Task description — From the first line to the last, write out the records exactly.
══════════
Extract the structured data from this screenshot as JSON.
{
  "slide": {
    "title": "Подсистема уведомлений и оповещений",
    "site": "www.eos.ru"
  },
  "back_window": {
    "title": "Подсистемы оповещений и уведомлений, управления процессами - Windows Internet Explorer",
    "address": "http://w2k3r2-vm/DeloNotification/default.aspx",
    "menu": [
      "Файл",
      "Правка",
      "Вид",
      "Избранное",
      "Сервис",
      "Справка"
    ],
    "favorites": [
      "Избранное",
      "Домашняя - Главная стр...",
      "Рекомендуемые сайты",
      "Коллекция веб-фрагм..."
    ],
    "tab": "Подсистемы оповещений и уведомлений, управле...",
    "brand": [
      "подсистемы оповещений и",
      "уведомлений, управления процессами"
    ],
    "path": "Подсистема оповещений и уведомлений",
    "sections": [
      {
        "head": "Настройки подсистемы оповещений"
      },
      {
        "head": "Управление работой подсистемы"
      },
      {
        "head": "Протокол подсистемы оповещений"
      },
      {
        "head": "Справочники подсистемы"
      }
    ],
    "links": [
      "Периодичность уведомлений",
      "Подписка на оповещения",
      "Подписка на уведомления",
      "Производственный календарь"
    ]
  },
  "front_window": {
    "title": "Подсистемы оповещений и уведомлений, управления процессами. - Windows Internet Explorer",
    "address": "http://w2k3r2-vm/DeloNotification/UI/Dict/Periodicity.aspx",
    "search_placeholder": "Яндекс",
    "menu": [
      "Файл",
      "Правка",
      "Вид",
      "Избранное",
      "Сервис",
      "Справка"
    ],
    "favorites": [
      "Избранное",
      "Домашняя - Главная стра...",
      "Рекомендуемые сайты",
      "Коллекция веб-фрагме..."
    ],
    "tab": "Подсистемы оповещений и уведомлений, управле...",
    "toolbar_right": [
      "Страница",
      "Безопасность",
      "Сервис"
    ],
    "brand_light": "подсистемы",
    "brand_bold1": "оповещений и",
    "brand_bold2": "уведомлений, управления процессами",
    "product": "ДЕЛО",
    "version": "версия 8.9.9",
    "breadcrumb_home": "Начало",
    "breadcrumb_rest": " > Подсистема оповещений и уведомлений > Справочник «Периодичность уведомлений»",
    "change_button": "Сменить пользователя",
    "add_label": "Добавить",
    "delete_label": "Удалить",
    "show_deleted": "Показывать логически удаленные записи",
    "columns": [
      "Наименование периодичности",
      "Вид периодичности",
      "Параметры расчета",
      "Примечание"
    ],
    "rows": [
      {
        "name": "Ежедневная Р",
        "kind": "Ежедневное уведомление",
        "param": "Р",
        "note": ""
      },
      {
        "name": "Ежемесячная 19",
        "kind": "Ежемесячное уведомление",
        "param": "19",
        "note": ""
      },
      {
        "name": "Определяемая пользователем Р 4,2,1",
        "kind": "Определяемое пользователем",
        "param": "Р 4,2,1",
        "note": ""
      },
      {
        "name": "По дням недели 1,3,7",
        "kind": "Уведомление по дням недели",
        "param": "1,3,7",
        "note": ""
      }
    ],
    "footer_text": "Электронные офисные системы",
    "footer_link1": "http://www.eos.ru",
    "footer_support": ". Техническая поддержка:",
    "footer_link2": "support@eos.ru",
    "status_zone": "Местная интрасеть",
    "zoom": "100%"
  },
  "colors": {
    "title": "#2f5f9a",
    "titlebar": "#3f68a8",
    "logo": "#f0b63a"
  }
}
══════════
Answer to the exercise —
Extract the structured data from this screenshot as JSON.
{
  "slide": {
    "title": "Подсистема уведомлений и оповещений",
    "site": "www.eos.ru"
  },
  "back_window": {
    "title": "Подсистемы оповещений и уведомлений, управления процессами - Windows Internet Explorer",
    "address": "http://w2k3r2-vm/DeloNotification/default.aspx",
    "menu": [
      "Файл",
      "Правка",
      "Вид",
      "Избранное",
      "Сервис",
      "Справка"
    ],
    "favorites": [
      "Избранное",
      "Домашняя - Главная стр...",
      "Рекомендуемые сайты",
      "Коллекция веб-фрагм..."
    ],
    "tab": "Подсистемы оповещений и уведомлений, управле...",
    "brand": [
      "подсистемы оповещений и",
      "уведомлений, управления процессами"
    ],
    "path": "Подсистема оповещений и уведомлений",
    "sections": [
      {
        "head": "Настройки подсистемы оповещений"
      },
      {
        "head": "Управление работой подсистемы"
      },
      {
        "head": "Протокол подсистемы оповещений"
      },
      {
        "head": "Справочники подсистемы"
      }
    ],
    "links": [
      "Периодичность уведомлений",
      "Подписка на оповещения",
      "Подписка на уведомления",
      "Производственный календарь"
    ]
  },
  "front_window": {
    "title": "Подсистемы оповещений и уведомлений, управления процессами. - Windows Internet Explorer",
    "address": "http://w2k3r2-vm/DeloNotification/UI/Dict/Periodicity.aspx",
    "search_placeholder": "Яндекс",
    "menu": [
      "Файл",
      "Правка",
      "Вид",
      "Избранное",
      "Сервис",
      "Справка"
    ],
    "favorites": [
      "Избранное",
      "Домашняя - Главная стра...",
      "Рекомендуемые сайты",
      "Коллекция веб-фрагме..."
    ],
    "tab": "Подсистемы оповещений и уведомлений, управле...",
    "toolbar_right": [
      "Страница",
      "Безопасность",
      "Сервис"
    ],
    "brand_light": "подсистемы",
    "brand_bold1": "оповещений и",
    "brand_bold2": "уведомлений, управления процессами",
    "product": "ДЕЛО",
    "version": "версия 8.9.9",
    "breadcrumb_home": "Начало",
    "breadcrumb_rest": " > Подсистема оповещений и уведомлений > Справочник «Периодичность уведомлений»",
    "change_button": "Сменить пользователя",
    "add_label": "Добавить",
    "delete_label": "Удалить",
    "show_deleted": "Показывать логически удаленные записи",
    "columns": [
      "Наименование периодичности",
      "Вид периодичности",
      "Параметры расчета",
      "Примечание"
    ],
    "rows": [
      {
        "name": "Ежедневная Р",
        "kind": "Ежедневное уведомление",
        "param": "Р",
        "note": ""
      },
      {
        "name": "Ежемесячная 19",
        "kind": "Ежемесячное уведомление",
        "param": "19",
        "note": ""
      },
      {
        "name": "Определяемая пользователем Р 4,2,1",
        "kind": "Определяемое пользователем",
        "param": "Р 4,2,1",
        "note": ""
      },
      {
        "name": "По дням недели 1,3,7",
        "kind": "Уведомление по дням недели",
        "param": "1,3,7",
        "note": ""
      }
    ],
    "footer_text": "Электронные офисные системы",
    "footer_link1": "http://www.eos.ru",
    "footer_support": ". Техническая поддержка:",
    "footer_link2": "support@eos.ru",
    "status_zone": "Местная интрасеть",
    "zoom": "100%"
  },
  "colors": {
    "title": "#2f5f9a",
    "titlebar": "#3f68a8",
    "logo": "#f0b63a"
  }
}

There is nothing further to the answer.